X-ray microscopy

The well-established way to obtain the ultimate resolution is to use X-ray optics. This imaging technique is since many years performed at synchrotrons, since they can provide a high brilliance monochromatic beam. In recent decades, the optics-based X-ray microscope based on laboratory sources are commercially available.

The X-ray optics limits the bandwidth of the spectrum, thus a high brightness and relatively monochromatic X-ray source is needed. The conventional laboratory-based X-ray microscopes often use high-power rotating-anode sources. The drawback of this setup is the high loss of flux, since the acceptance angle of the optics will strictly limit what radiation that can become useful. A MetalJet source offers a sharp, high-intensity Kα line from Gallium emitted from a small focal spot, making a considerably larger fraction of the flux useful in the optics setup. This higher brightness makes broad applications possible also on compact sources.

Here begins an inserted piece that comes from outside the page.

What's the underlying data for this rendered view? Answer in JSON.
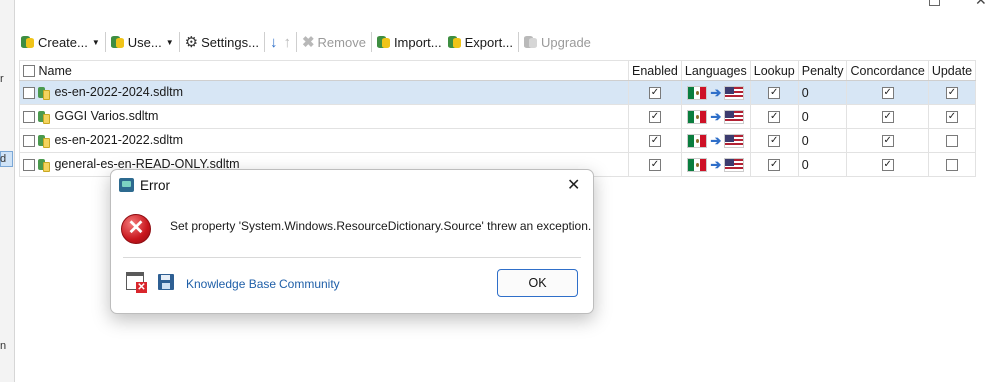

Schematic of high-resolution optics-based X-ray microscope. Just like in a visible light microscope, the condenser optic illuminates the sample and the high-resolution objective images the sample to the detector.

Application examples for X-ray microscopy

The periodic line patterns at the inner of a Siemens star, with 150 nm lines and spaces, can be resolved with the X-ray microscope based on the MetalJet D2 source. The image was taken with a Fresnel zone plate as objective. 

C. Fella, et al., “Hybrid setup for micro- and nano-computed tomography in the hard X-ray range”, Rev. Sci. Instrum. (2017); 

From the same publication, a volumetric rendering of the CT of a bent ~ 4 µm tip of the bend tip of a damaged injection cannula with X-ray microscope based on Excillum’s MetalJet source. The voxel size was 147 nm.

C. Fella, et al., “Hybrid setup for micro- and nano-computed tomography in the hard X-ray range”, Rev. Sci. Instrum. (2017); 

Unless otherwise stated, pictures and content is published under license for CC-BY (https://creativecommons.org/licenses/by/4.0/​).


High resolution microimaging
Studying polycrystalline materials at the microscale
X-ray ptychography: from the synchrotron to your laboratory


MetalJet and NanoTube for X-ray imaging applications

Publications & more

Imaging knowledge

Recommended products for X-ray microscopy

MetalJet E1+ 160 kV
MetalJet D2+ 70 kV
NanoTube N3

Related X-ray methods

Phase-contrast imaging

Attenuation-contrast imaging